▸ **DATA IN THIS EXERCISE**
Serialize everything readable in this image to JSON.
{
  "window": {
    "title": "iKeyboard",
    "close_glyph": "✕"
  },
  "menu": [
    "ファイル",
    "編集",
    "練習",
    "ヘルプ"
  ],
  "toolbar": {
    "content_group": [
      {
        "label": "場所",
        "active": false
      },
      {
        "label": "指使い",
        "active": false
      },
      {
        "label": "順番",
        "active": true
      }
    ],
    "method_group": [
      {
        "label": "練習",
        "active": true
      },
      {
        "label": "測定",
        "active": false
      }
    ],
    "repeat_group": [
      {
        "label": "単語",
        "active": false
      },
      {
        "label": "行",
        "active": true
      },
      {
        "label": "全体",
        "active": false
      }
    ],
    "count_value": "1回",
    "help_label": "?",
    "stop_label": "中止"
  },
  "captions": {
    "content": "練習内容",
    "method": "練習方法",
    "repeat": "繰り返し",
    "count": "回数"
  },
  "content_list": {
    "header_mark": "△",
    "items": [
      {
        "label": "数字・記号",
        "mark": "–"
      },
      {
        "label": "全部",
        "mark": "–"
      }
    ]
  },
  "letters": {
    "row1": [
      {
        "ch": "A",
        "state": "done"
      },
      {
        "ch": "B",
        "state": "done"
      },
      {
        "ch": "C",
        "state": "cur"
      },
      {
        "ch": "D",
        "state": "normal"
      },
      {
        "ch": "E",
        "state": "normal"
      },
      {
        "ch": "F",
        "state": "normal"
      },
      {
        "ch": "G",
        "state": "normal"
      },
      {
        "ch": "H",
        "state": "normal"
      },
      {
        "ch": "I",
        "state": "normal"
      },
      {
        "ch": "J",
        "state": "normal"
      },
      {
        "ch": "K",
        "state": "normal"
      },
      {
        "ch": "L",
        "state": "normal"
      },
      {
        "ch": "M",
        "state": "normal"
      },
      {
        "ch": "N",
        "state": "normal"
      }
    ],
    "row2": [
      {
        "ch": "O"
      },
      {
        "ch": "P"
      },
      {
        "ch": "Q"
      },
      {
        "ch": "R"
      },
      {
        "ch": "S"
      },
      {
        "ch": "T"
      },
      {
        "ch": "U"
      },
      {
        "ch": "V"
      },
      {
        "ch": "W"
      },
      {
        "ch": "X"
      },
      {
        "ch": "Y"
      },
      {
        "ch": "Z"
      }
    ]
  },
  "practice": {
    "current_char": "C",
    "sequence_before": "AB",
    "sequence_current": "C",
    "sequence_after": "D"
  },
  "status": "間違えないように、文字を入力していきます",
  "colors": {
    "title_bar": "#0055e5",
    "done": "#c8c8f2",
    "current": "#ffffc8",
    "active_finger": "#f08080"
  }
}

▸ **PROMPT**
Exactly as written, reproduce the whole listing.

▸ **TASK SOLUTION**
Serialize everything readable in this image to JSON.
{
  "window": {
    "title": "iKeyboard",
    "close_glyph": "✕"
  },
  "menu": [
    "ファイル",
    "編集",
    "練習",
    "ヘルプ"
  ],
  "toolbar": {
    "content_group": [
      {
        "label": "場所",
        "active": false
      },
      {
        "label": "指使い",
        "active": false
      },
      {
        "label": "順番",
        "active": true
      }
    ],
    "method_group": [
      {
        "label": "練習",
        "active": true
      },
      {
        "label": "測定",
        "active": false
      }
    ],
    "repeat_group": [
      {
        "label": "単語",
        "active": false
      },
      {
        "label": "行",
        "active": true
      },
      {
        "label": "全体",
        "active": false
      }
    ],
    "count_value": "1回",
    "help_label": "?",
    "stop_label": "中止"
  },
  "captions": {
    "content": "練習内容",
    "method": "練習方法",
    "repeat": "繰り返し",
    "count": "回数"
  },
  "content_list": {
    "header_mark": "△",
    "items": [
      {
        "label": "数字・記号",
        "mark": "–"
      },
      {
        "label": "全部",
        "mark": "–"
      }
    ]
  },
  "letters": {
    "row1": [
      {
        "ch": "A",
        "state": "done"
      },
      {
        "ch": "B",
        "state": "done"
      },
      {
        "ch": "C",
        "state": "cur"
      },
      {
        "ch": "D",
        "state": "normal"
      },
      {
        "ch": "E",
        "state": "normal"
      },
      {
        "ch": "F",
        "state": "normal"
      },
      {
        "ch": "G",
        "state": "normal"
      },
      {
        "ch": "H",
        "state": "normal"
      },
      {
        "ch": "I",
        "state": "normal"
      },
      {
        "ch": "J",
        "state": "normal"
      },
      {
        "ch": "K",
        "state": "normal"
      },
      {
        "ch": "L",
        "state": "normal"
      },
      {
        "ch": "M",
        "state": "normal"
      },
      {
        "ch": "N",
        "state": "normal"
      }
    ],
    "row2": [
      {
        "ch": "O"
      },
      {
        "ch": "P"
      },
      {
        "ch": "Q"
      },
      {
        "ch": "R"
      },
      {
        "ch": "S"
      },
      {
        "ch": "T"
      },
      {
        "ch": "U"
      },
      {
        "ch": "V"
      },
      {
        "ch": "W"
      },
      {
        "ch": "X"
      },
      {
        "ch": "Y"
      },
      {
        "ch": "Z"
      }
    ]
  },
  "practice": {
    "current_char": "C",
    "sequence_before": "AB",
    "sequence_current": "C",
    "sequence_after": "D"
  },
  "status": "間違えないように、文字を入力していきます",
  "colors": {
    "title_bar": "#0055e5",
    "done": "#c8c8f2",
    "current": "#ffffc8",
    "active_finger": "#f08080"
  }
}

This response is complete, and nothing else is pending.